Source information:
:::::

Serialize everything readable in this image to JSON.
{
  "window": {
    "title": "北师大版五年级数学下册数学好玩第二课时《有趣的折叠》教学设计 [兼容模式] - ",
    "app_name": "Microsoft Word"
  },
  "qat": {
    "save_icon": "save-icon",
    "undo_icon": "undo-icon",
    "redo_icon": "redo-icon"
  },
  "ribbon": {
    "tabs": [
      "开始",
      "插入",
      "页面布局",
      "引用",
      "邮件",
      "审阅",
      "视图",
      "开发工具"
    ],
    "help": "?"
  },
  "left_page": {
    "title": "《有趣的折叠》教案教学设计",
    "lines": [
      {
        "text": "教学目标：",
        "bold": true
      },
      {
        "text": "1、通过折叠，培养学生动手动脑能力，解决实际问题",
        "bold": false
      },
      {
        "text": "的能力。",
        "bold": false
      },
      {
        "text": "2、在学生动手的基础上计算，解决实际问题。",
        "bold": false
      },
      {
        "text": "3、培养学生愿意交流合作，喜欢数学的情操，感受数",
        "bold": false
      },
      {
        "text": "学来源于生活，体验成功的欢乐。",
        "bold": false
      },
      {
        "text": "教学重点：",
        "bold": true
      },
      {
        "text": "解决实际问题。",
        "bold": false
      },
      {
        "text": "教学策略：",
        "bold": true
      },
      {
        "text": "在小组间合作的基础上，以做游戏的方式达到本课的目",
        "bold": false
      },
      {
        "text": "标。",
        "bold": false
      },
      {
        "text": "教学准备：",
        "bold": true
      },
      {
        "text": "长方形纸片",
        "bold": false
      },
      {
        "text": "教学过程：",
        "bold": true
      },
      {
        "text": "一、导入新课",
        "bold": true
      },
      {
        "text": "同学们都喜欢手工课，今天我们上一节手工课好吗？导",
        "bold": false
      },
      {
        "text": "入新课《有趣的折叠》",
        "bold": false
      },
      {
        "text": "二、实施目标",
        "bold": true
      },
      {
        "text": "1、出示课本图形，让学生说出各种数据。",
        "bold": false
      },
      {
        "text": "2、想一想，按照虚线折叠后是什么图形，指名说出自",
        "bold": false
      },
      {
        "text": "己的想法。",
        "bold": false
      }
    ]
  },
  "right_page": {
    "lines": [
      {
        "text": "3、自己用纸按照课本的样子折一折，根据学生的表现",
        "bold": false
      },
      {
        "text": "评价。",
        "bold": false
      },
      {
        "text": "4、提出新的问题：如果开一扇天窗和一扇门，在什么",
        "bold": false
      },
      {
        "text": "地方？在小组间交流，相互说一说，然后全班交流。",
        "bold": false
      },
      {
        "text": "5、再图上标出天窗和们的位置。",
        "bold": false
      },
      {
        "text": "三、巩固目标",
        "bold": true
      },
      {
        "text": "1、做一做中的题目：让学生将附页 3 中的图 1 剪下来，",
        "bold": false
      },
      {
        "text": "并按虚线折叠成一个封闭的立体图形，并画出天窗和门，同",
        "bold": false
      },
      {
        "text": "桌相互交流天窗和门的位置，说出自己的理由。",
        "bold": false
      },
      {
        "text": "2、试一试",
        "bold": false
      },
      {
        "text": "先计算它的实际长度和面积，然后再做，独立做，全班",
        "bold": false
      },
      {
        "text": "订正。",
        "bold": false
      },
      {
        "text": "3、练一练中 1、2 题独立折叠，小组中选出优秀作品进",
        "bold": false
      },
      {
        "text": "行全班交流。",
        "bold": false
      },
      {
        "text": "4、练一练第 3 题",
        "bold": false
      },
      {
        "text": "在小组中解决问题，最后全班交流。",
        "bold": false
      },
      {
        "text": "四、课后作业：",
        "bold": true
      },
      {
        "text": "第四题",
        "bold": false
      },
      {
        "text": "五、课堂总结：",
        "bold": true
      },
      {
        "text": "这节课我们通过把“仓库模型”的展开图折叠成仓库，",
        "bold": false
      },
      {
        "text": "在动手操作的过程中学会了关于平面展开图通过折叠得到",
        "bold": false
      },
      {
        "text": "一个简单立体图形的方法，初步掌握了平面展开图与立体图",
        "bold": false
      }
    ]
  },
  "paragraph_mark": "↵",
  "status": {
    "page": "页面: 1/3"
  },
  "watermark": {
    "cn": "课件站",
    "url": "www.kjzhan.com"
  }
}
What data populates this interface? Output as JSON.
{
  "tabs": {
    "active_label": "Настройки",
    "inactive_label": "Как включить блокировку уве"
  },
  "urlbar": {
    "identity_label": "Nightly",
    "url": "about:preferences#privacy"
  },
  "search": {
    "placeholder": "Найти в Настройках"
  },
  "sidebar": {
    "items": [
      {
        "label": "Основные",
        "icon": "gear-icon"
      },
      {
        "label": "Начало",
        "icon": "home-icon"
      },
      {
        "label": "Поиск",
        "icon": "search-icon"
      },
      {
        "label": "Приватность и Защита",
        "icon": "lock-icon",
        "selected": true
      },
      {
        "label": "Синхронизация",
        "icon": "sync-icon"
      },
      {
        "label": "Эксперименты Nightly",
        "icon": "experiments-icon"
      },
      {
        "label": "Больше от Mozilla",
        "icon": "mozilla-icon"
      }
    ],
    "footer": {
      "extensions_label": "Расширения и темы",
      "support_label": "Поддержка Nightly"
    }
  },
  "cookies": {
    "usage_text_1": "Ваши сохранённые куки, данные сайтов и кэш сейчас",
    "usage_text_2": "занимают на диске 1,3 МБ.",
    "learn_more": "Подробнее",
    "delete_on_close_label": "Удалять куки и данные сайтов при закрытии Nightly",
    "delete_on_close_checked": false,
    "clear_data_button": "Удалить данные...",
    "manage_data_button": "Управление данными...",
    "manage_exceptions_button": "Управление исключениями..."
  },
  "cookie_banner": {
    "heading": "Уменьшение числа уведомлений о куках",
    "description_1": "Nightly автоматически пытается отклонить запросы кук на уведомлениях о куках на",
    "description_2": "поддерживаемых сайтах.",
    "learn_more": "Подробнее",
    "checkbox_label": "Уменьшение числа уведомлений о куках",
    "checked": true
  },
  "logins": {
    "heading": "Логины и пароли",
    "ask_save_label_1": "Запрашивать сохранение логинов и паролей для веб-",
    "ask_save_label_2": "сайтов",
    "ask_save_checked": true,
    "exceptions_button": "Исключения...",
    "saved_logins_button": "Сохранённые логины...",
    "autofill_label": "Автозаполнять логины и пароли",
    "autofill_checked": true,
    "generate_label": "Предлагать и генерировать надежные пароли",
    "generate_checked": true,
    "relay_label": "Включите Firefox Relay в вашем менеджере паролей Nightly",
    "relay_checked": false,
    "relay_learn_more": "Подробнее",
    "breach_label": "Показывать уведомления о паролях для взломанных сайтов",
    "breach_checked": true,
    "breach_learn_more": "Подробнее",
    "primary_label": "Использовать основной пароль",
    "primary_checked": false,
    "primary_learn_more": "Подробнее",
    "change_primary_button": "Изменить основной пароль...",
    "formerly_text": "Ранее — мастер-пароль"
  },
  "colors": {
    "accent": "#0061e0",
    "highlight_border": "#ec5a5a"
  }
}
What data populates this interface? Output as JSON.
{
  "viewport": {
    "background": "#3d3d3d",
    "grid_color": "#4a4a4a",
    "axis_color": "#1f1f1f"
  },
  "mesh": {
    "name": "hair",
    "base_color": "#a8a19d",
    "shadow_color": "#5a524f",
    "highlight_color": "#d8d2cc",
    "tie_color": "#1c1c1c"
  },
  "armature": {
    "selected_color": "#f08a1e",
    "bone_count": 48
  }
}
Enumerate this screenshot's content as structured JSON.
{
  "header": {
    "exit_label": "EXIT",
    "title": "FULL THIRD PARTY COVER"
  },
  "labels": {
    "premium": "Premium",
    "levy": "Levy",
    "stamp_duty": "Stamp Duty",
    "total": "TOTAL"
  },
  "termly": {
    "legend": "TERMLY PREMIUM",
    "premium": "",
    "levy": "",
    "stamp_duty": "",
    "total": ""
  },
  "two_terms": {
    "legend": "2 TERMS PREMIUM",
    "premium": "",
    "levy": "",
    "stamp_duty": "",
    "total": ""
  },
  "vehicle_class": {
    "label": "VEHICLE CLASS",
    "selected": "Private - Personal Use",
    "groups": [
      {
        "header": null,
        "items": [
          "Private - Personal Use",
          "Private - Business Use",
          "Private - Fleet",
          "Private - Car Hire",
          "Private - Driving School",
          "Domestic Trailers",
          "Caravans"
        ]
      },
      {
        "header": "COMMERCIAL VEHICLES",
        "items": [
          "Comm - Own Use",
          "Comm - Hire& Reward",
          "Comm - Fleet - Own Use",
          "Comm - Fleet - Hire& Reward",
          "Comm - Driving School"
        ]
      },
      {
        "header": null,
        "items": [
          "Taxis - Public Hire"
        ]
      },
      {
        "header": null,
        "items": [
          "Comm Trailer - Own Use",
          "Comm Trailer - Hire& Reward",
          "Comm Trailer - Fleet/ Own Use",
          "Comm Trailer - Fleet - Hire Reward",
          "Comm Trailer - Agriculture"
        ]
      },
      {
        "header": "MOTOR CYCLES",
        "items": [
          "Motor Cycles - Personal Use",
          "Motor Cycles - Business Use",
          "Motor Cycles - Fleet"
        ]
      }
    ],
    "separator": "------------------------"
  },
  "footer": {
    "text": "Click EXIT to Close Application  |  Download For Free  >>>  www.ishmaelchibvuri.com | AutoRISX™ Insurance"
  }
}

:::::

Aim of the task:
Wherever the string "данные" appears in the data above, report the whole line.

Output of the exercise:
    "usage_text_1": "Ваши сохранённые куки, данные сайтов и кэш сейчас",
    "delete_on_close_label": "Удалять куки и данные сайтов при закрытии Nightly",
    "clear_data_button": "Удалить данные...",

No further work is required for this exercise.